HOW TO COMPLETE THIS TASK:
Could you set down every entry exactly as it stands, without the images?

RECORDS FOR THE TASK START

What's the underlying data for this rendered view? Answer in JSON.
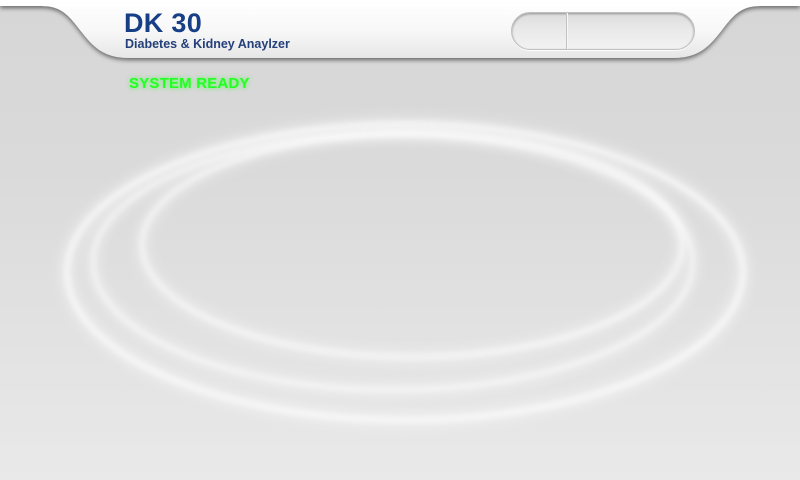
{
  "header": {
    "title": "DK 30",
    "subtitle": "Diabetes & Kidney Anaylzer"
  },
  "status": {
    "text": "SYSTEM READY",
    "color": "#22ff22"
  },
  "theme": {
    "title_color": "#173f86",
    "background": "#d9d9d9"
  }
}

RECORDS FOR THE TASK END

THE ANSWER:
What's the underlying data for this rendered view? Answer in JSON.
{
  "header": {
    "title": "DK 30",
    "subtitle": "Diabetes & Kidney Anaylzer"
  },
  "status": {
    "text": "SYSTEM READY",
    "color": "#22ff22"
  },
  "theme": {
    "title_color": "#173f86",
    "background": "#d9d9d9"
  }
}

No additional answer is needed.